Instructions to follow: An identical copy of all the entries is the required result.

(Dataset rows for apps and sites)

-- Opening Marker --

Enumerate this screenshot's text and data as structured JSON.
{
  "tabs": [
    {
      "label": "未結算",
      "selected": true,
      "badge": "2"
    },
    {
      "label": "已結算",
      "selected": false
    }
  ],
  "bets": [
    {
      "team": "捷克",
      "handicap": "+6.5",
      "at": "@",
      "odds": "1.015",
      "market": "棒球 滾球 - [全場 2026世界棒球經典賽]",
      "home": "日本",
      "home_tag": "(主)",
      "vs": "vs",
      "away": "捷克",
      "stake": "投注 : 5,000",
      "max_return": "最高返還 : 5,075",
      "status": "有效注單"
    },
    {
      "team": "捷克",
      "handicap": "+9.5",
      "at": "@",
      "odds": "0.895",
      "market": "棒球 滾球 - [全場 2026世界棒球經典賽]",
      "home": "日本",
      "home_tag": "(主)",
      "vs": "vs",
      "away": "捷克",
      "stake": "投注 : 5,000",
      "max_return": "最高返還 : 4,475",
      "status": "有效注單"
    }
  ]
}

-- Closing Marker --

Answer section:
Enumerate this screenshot's text and data as structured JSON.
{
  "tabs": [
    {
      "label": "未結算",
      "selected": true,
      "badge": "2"
    },
    {
      "label": "已結算",
      "selected": false
    }
  ],
  "bets": [
    {
      "team": "捷克",
      "handicap": "+6.5",
      "at": "@",
      "odds": "1.015",
      "market": "棒球 滾球 - [全場 2026世界棒球經典賽]",
      "home": "日本",
      "home_tag": "(主)",
      "vs": "vs",
      "away": "捷克",
      "stake": "投注 : 5,000",
      "max_return": "最高返還 : 5,075",
      "status": "有效注單"
    },
    {
      "team": "捷克",
      "handicap": "+9.5",
      "at": "@",
      "odds": "0.895",
      "market": "棒球 滾球 - [全場 2026世界棒球經典賽]",
      "home": "日本",
      "home_tag": "(主)",
      "vs": "vs",
      "away": "捷克",
      "stake": "投注 : 5,000",
      "max_return": "最高返還 : 4,475",
      "status": "有效注單"
    }
  ]
}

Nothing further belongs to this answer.